Iceland Days: Reykjavik and Bogarnes

Prose + Photographs by Abeer Hoque

Print Friendly, PDF & Email

A Micro Series


As you might know, I’m a city girl, but Iceland is not about cities. It’s about everything else. The country is extremely sparsely populated and a third of its population is in the capital city of Reykjavik. So you can imagine how beautiful and empty the rest of the country is (that is if you ignore the hundreds of thousands of tourists that it draws annually). 

rek_theatre park with sculpture

In any case, Reykjavik is just lovely–full of colourful houses, cobblestone streets, and vibrant graffiti. We wandered a few different museums, visited the looming Lutheran landmark, Hallgrímskirkja Church, hobnobbed with trolls, took a dip in the famed Blue Lagoon just outside of town, had drinks at a lovely little local bar off Laugavegur (the main drag in Reykjavik), bought Icelandic books and socks and hats, and had a delicious dinner at Lakjarbrekka Restaurant. 

rek_Hallgrímskirkja Church

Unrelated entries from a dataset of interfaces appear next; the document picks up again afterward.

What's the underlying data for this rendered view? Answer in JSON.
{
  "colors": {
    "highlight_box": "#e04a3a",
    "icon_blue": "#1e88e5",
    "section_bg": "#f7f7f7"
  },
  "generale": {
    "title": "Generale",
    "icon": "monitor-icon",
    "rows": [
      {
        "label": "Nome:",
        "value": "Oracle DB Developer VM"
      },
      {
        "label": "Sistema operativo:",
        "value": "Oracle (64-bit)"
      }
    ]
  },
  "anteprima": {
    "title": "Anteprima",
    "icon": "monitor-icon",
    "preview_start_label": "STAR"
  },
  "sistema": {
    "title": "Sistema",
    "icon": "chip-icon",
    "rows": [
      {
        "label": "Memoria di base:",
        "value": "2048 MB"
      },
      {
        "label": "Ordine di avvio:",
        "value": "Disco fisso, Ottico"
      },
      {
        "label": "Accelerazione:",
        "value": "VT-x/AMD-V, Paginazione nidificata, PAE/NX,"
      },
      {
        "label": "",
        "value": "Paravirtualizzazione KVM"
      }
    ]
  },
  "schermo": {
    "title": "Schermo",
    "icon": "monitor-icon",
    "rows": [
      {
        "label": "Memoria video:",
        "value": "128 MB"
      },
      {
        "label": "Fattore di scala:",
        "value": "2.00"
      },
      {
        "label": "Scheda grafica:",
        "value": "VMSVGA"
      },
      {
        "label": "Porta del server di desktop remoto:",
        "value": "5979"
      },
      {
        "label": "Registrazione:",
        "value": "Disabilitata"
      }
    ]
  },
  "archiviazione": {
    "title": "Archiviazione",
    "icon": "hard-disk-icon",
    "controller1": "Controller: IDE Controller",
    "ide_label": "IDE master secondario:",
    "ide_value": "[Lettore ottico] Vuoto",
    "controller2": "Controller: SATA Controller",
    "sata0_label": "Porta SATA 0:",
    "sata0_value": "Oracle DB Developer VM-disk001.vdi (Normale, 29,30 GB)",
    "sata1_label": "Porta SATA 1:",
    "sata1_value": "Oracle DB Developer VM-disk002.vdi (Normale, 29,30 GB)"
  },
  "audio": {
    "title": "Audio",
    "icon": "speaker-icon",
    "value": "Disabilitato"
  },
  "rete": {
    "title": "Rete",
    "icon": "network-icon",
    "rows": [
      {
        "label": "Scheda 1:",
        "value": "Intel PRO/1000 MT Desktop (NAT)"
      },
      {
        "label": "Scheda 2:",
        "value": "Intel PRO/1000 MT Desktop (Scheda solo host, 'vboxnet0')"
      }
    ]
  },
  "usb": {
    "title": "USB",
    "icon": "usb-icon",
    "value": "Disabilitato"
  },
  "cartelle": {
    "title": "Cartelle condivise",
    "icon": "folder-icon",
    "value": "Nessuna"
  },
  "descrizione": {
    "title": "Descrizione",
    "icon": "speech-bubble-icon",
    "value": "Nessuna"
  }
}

As I’ve mentioned in other posts, Iceland is pricy. We ate a lot of snackies during the day, and splurged on fancy fish dinner each night, but even a little cafe jaunt will leave you much the poorer. And other things, like clothes and books, were no less expensive. Wool socks for $25? Check. Although I’ve now lent mine to my travel partner, who has already lost both his Icelandic hats, so perhaps wooly mementos are not in our cards. 

rek_the trolls on Laugavegur Street

Reykjavik has a vibrant cultural and music scene–be sure to check out Josh’s video of the Reykjavik Daughters performing live at a club–they are an all female rap group and super freaking fun. 


Our other city adventure was in Bogarnes which is an hour northwest of Reykjavik, where we visited the wonderful Settlement Centre (thanks to a serendipitous Facebook message from my Icelandic friend Elin in Mexico City – her friends Sirry and Kjartan Ragnarsson started the Centre).

The Settlement Center

The Centre features two fantastic exhibitions, one about the origin story of Iceland, and another – an all wood sculpture audio tour through the story of the first Icelandic poet, Egill Skallagrímsson. Egill’s story is astounding and the multiple artists who came together to make the wooden sculptures that tell his story were no less inspiring. 

The Settlement Center

Audio guides and art are such good ways to hear stories and learn history. Each exhibit took about half an hour to walk through and listen and look, and I guarantee I’d have learned a lot less if left to read plaques on the walls. Also – the restaurant at the Settlement Centre is a great place to have dinner! And if  you have a chance to hobnob with the founder, Sirry, don’t pass it up. She is a filmmaker and artist and all round star. 



Abeer Hoque is a Nigerian born Bangladeshi American writer and photographer. See more at is the world’s first online journal of place, publishing a rich mix of literature, art, commentary, and design since 1998.